Without a high somatic cell count (SCC) or pathogens causing mastitis in dairy cows and consumer diseases, quality of produced milk must take precedence above quantity in the dairy sector. Keeping dairy cows healthy is a daily task for everyone involved in primary milk production. Mastitis, or inflammation of the mammary gland, is still one of the most common health concerns and causes of economic losses for cow farmers, despite increased technology support and veterinary interventions. Making the appropriate decisions and taking the proper steps to minimise external and internal factors that raise the risk of intramammary infection are critical for high-yielding dairy cows’ mammary glands. The efficiency of commonly used antimastitis measures is limited due to the polyfactorial nature of mastitis and its reduction, thus it is vital to identify areas of risk in udder health programmes and monitoring systems. Only through adopting comprehensive udder health programmes should research efforts be made to further develop these comprehensive udder health programmes. The current study examines current understanding on damping and mastitis prevention, including SCC control, adequate feeding, housing and management, milking, and drying in dairy farming circumstances. This knowledge could aid in the improvement of mammary gland health, dairy cow welfare, and the production of safe milk for customers.
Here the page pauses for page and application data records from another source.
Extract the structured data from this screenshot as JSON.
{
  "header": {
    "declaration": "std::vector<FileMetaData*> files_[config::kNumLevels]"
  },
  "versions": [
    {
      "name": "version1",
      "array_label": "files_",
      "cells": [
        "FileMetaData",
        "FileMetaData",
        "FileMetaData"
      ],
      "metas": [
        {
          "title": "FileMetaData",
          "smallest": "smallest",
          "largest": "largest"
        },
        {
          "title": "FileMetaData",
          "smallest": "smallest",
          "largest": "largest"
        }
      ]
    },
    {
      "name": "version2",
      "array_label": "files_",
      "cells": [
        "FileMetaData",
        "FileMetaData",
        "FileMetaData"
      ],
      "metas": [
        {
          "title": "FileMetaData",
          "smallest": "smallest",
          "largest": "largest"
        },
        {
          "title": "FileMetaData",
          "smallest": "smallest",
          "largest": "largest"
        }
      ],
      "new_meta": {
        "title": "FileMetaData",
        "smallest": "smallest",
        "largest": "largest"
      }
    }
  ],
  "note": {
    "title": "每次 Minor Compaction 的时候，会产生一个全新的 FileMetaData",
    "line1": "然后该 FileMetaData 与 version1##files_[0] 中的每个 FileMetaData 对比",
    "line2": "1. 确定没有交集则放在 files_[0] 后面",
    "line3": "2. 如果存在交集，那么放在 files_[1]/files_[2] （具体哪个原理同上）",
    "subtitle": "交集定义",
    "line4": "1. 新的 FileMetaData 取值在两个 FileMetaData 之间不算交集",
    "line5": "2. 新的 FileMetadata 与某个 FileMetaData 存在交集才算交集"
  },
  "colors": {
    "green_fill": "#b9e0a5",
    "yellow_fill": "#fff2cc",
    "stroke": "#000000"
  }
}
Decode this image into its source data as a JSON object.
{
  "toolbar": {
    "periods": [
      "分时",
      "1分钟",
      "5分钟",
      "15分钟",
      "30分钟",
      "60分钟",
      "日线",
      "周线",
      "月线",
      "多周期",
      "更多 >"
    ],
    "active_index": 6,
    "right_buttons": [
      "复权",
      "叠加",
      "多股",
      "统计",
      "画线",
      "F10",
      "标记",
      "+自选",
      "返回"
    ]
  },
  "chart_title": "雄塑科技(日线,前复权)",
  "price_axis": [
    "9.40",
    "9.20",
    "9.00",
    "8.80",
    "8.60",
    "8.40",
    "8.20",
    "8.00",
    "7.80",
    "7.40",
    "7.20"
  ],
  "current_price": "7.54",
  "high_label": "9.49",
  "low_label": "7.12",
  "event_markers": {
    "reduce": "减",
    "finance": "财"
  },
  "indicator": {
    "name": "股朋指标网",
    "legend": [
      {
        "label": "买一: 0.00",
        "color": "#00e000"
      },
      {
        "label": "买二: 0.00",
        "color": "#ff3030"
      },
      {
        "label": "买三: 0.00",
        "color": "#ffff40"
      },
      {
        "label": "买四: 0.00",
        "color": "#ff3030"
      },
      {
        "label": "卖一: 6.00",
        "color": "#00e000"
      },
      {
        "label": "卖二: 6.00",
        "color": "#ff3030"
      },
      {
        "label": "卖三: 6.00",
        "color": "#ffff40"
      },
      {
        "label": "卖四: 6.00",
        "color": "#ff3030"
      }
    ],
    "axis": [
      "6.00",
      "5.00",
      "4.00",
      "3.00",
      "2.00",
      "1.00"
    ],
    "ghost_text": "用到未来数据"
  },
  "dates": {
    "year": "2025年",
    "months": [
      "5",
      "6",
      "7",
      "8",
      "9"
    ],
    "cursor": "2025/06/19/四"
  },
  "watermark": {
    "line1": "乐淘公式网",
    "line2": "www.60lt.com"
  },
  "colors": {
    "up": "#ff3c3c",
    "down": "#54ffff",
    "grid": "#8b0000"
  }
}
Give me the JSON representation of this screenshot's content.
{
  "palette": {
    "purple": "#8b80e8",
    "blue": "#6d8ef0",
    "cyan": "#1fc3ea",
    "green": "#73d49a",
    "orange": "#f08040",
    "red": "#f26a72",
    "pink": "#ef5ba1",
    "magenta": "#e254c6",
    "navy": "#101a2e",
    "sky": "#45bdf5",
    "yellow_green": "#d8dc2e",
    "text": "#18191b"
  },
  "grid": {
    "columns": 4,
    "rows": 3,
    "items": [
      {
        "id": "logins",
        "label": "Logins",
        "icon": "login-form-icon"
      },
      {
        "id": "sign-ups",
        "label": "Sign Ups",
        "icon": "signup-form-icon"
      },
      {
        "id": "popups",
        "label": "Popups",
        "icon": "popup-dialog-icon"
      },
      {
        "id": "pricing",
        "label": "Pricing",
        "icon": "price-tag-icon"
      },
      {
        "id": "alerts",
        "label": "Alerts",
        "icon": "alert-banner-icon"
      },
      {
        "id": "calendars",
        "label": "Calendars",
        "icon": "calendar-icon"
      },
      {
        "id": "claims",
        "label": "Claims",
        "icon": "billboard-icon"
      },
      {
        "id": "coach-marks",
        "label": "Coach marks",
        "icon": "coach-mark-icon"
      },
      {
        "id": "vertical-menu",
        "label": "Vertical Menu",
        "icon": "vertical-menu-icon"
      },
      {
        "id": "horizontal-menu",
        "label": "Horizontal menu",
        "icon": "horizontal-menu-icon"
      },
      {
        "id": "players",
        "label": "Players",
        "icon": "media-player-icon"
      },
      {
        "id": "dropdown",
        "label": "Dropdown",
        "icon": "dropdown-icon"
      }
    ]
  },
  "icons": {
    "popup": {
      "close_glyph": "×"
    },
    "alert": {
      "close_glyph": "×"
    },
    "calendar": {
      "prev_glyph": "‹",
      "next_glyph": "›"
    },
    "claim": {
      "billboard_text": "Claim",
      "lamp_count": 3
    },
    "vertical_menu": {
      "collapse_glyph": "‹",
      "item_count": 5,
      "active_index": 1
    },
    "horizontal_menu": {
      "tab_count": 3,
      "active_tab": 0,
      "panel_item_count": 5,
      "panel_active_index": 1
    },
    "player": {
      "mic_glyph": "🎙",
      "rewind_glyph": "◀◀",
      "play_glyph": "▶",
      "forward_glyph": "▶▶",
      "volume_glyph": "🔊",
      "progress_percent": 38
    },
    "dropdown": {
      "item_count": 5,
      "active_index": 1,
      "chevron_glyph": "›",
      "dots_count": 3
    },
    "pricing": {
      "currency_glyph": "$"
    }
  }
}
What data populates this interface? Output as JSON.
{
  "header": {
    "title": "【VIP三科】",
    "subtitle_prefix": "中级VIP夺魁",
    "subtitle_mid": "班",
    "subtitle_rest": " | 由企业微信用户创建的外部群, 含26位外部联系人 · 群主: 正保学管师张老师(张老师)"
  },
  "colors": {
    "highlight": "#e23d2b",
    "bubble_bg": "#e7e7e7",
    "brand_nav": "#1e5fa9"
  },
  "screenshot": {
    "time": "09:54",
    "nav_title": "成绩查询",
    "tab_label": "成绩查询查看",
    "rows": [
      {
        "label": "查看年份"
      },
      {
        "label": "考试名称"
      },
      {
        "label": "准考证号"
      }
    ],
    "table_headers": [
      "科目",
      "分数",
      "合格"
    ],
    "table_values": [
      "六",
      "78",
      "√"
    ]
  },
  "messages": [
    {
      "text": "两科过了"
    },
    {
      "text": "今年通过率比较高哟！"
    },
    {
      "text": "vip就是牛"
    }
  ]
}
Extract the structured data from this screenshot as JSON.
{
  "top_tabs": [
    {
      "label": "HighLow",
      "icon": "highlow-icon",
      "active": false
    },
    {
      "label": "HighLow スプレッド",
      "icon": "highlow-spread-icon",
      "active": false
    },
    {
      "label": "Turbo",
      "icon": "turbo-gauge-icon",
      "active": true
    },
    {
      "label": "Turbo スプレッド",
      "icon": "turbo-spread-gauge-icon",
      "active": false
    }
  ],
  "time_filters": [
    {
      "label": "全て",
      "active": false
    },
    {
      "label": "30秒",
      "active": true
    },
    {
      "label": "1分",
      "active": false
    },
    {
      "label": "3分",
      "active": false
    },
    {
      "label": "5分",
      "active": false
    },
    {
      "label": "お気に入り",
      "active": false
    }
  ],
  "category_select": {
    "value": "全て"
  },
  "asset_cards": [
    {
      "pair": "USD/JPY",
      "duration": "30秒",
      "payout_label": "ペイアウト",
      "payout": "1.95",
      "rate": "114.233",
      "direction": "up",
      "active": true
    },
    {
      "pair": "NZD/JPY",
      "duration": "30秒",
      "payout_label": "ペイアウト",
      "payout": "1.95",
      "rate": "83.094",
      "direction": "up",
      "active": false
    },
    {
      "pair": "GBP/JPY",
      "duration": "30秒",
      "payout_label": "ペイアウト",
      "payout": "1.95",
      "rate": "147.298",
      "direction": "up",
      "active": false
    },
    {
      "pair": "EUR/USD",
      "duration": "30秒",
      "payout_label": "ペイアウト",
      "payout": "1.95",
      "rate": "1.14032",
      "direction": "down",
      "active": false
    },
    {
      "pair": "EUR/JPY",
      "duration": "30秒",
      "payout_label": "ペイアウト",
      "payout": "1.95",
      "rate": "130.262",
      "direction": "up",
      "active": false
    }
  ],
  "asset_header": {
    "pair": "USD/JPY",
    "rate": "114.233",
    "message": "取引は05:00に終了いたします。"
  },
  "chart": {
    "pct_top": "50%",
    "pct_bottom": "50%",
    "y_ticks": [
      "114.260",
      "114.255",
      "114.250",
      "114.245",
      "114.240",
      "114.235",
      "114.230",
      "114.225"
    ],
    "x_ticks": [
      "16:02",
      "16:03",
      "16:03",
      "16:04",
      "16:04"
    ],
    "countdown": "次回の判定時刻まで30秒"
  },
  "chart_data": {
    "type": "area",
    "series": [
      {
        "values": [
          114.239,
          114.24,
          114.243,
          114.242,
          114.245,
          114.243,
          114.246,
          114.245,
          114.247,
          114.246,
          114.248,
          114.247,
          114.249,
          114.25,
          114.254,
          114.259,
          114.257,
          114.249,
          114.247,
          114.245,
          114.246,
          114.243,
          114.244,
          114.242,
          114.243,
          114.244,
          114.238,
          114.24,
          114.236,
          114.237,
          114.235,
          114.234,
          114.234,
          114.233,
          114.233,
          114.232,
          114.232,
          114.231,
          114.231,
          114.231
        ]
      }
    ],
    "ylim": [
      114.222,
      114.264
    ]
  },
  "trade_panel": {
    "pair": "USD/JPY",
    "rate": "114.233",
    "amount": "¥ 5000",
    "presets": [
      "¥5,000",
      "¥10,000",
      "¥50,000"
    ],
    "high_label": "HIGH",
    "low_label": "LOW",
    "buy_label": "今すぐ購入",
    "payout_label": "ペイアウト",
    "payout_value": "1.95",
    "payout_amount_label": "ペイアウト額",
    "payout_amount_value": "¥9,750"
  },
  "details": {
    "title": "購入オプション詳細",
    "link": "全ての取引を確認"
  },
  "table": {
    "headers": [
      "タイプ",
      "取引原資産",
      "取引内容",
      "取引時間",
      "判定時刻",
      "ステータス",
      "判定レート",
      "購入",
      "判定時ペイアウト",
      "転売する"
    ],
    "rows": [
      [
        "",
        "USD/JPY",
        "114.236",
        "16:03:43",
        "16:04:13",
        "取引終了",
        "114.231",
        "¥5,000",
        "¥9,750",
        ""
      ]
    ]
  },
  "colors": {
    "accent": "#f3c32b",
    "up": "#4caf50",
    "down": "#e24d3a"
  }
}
Author(s) Details

František Zigo
Department of Nutrition and Animal Husbandry, University of Veterinary Medicine and Pharmacy, Košice, Slovakia.

Silvia Ondrašovicova
Department of Biology and Physiology, University of Veterinary Medicine and Pharmacy, Košice, Slovakia.

Mária Vargová
Department of the Environment, Veterinary Legislation and Economy, University of Veterinary Medicine and Pharmacy, Košice, Slovakia.

Katarína Veselitz Lakticová
Department of the Environment, Veterinary Legislation and Economy, University of Veterinary Medicine and Pharmacy, Košice, Slovakia.

Jolanta Bujok
Department of Animal Physiology and Biostructure, Wroclaw University of Environmental and Life Sciences, Wroclaw, Poland.

Ewa Pecka-Kielb
Department of Animal Physiology and Biostructure, Wroclaw University of Environmental and Life Sciences, Wroclaw, Poland.

View Book:- https://stm.bookpi.org/TMGHPMDC/article/view/4366

Leave a Reply

Your email address will not be published. Required fields are marked *